=== Begin Enclosure ===

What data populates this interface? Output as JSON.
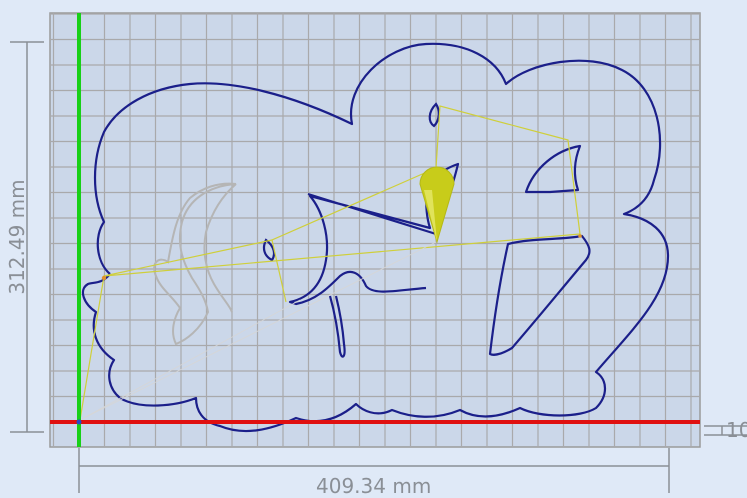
{
  "dimensions": {
    "width_label": "409.34 mm",
    "height_label": "312.49 mm",
    "depth_label": "10"
  },
  "colors": {
    "background": "#dfe9f7",
    "bed_fill": "#cbd7e9",
    "grid_line": "#a9a9ab",
    "x_axis": "#e01010",
    "y_axis": "#18d018",
    "path_outline": "#1b1f8a",
    "toolpath_line": "#cfcf3a",
    "tool_marker": "#c8cc1a",
    "ghost_outline": "#b8b8b8",
    "dimension_line": "#8a8f96"
  },
  "icons": {
    "tool_marker": "cone-tool-icon"
  }
}
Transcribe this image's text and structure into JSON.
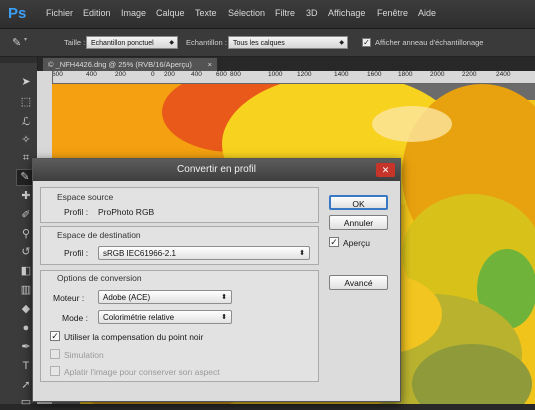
{
  "app": {
    "logo": "Ps"
  },
  "menu": [
    "Fichier",
    "Edition",
    "Image",
    "Calque",
    "Texte",
    "Sélection",
    "Filtre",
    "3D",
    "Affichage",
    "Fenêtre",
    "Aide"
  ],
  "options_bar": {
    "size_label": "Taille :",
    "size_value": "Echantillon ponctuel",
    "sample_label": "Echantillon :",
    "sample_value": "Tous les calques",
    "ring_label": "Afficher anneau d'échantillonage",
    "ring_checked": true
  },
  "document": {
    "tab_title": "© _NFH4426.dng @ 25% (RVB/16/Aperçu)",
    "tab_close": "×",
    "ruler_marks": [
      "600",
      "400",
      "200",
      "0",
      "200",
      "400",
      "600",
      "800",
      "1000",
      "1200",
      "1400",
      "1600",
      "1800",
      "2000",
      "2200",
      "2400"
    ]
  },
  "dialog": {
    "title": "Convertir en profil",
    "close": "✕",
    "source": {
      "heading": "Espace source",
      "profile_label": "Profil :",
      "profile_value": "ProPhoto RGB"
    },
    "destination": {
      "heading": "Espace de destination",
      "profile_label": "Profil :",
      "profile_value": "sRGB IEC61966-2.1"
    },
    "conversion": {
      "heading": "Options de conversion",
      "engine_label": "Moteur :",
      "engine_value": "Adobe (ACE)",
      "mode_label": "Mode :",
      "mode_value": "Colorimétrie relative",
      "black_point_label": "Utiliser la compensation du point noir",
      "black_point_checked": true,
      "simulation_label": "Simulation",
      "simulation_checked": false,
      "flatten_label": "Aplatir l'image pour conserver son aspect",
      "flatten_checked": false
    },
    "buttons": {
      "ok": "OK",
      "cancel": "Annuler",
      "preview": "Aperçu",
      "preview_checked": true,
      "advanced": "Avancé"
    }
  }
}
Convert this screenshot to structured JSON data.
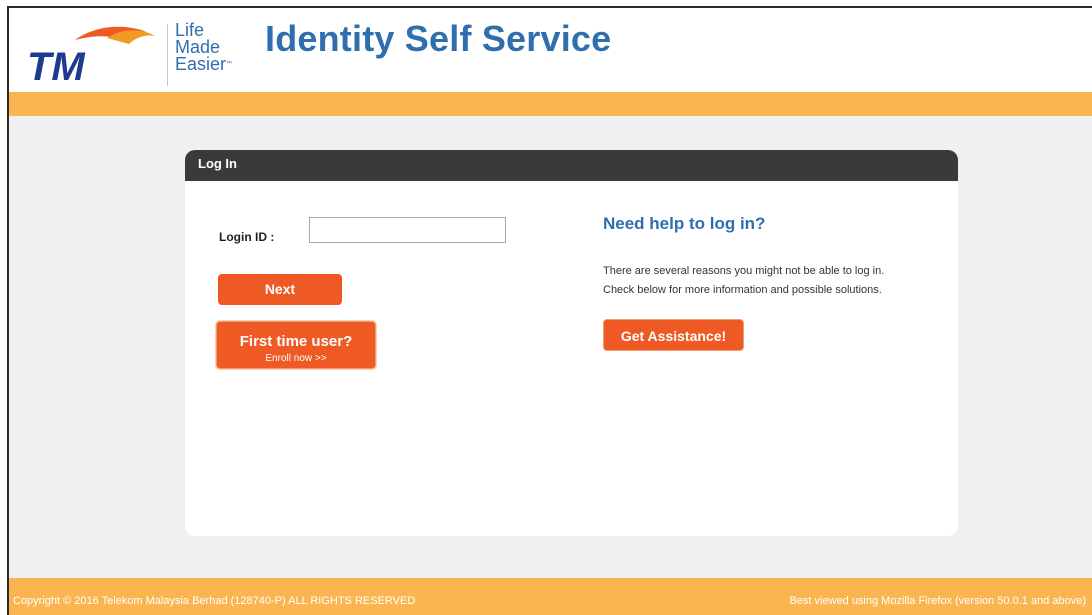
{
  "header": {
    "brand": "TM",
    "tagline": [
      "Life",
      "Made",
      "Easier"
    ],
    "trademark": "™",
    "title": "Identity Self Service"
  },
  "login": {
    "panel_title": "Log In",
    "login_id_label": "Login ID :",
    "login_id_value": "",
    "next_label": "Next",
    "enroll_title": "First time user?",
    "enroll_sub": "Enroll now >>"
  },
  "help": {
    "title": "Need help to log in?",
    "line1": "There are several reasons you might not be able to log in.",
    "line2": "Check below for more information and possible solutions.",
    "assist_label": "Get Assistance!"
  },
  "footer": {
    "copyright": "Copyright © 2016 Telekom Malaysia Berhad (128740-P) ALL RIGHTS RESERVED",
    "browser_note": "Best viewed using Mozilla Firefox (version 50.0.1 and above)"
  },
  "colors": {
    "brand_blue": "#2f6fb0",
    "accent_orange": "#fbb550",
    "button_orange": "#ef5a24",
    "panel_header": "#3a3a3a"
  }
}
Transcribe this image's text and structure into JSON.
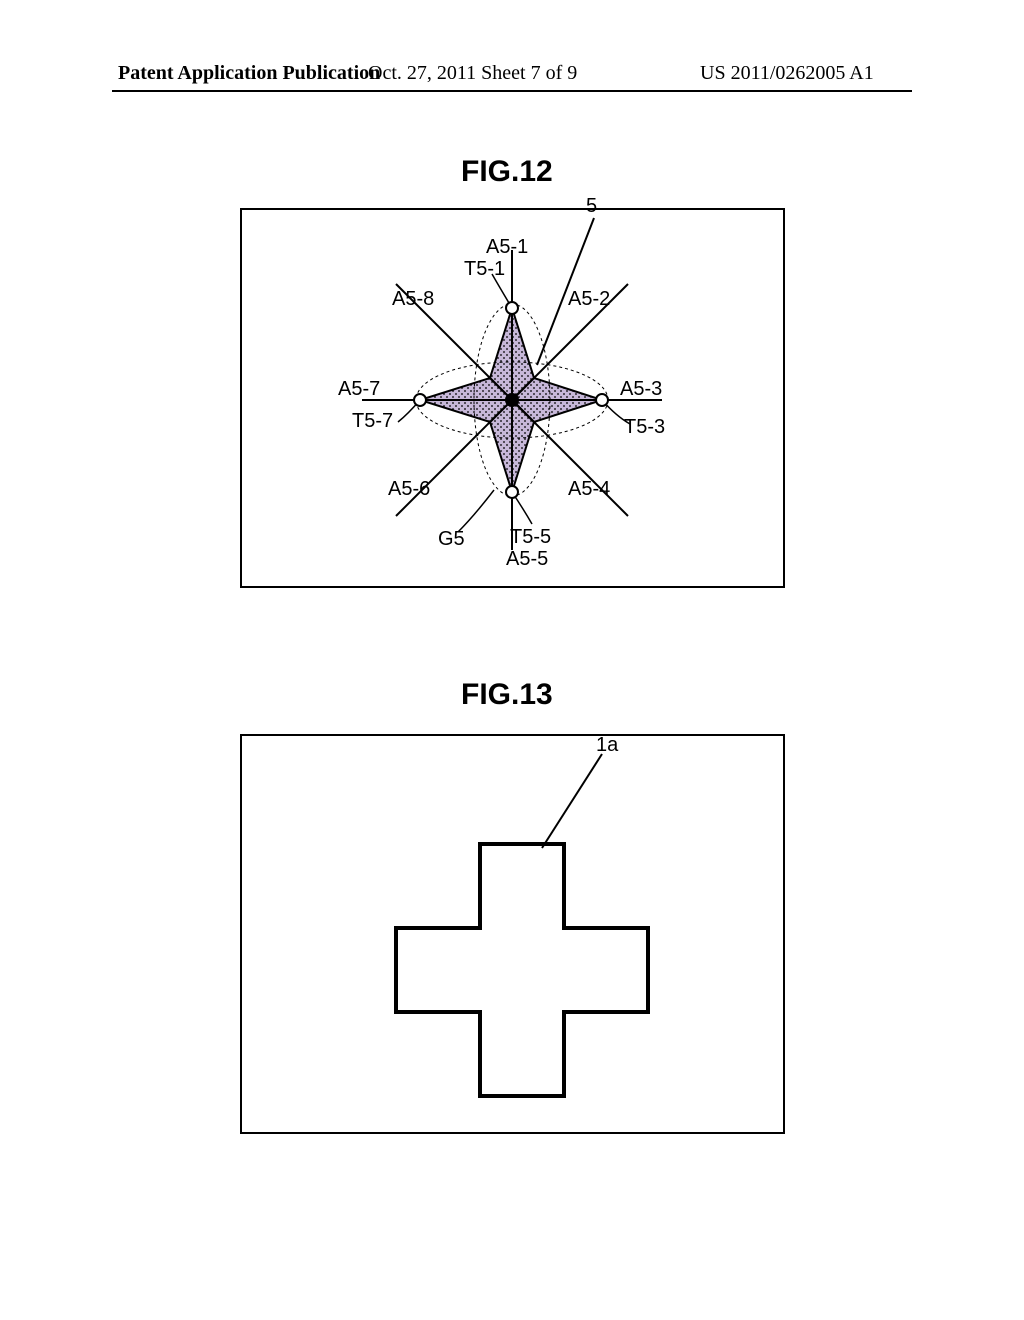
{
  "header": {
    "left": "Patent Application Publication",
    "center": "Oct. 27, 2011  Sheet 7 of 9",
    "right": "US 2011/0262005 A1"
  },
  "figures": {
    "fig12": {
      "title": "FIG.12"
    },
    "fig13": {
      "title": "FIG.13"
    }
  },
  "labels12": {
    "ref5": "5",
    "a5_1": "A5-1",
    "t5_1": "T5-1",
    "a5_2": "A5-2",
    "a5_3": "A5-3",
    "t5_3": "T5-3",
    "a5_4": "A5-4",
    "a5_5": "A5-5",
    "t5_5": "T5-5",
    "g5": "G5",
    "a5_6": "A5-6",
    "a5_7": "A5-7",
    "t5_7": "T5-7",
    "a5_8": "A5-8"
  },
  "labels13": {
    "ref1a": "1a"
  }
}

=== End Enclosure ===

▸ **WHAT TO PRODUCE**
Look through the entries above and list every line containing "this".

▸ **EXERCISE RESULT**
What data populates this interface? Output as JSON.
Transcribe this image's text and structure into JSON.
Convert this screenshot to structured JSON data.
Transcribe this image's text and structure into JSON.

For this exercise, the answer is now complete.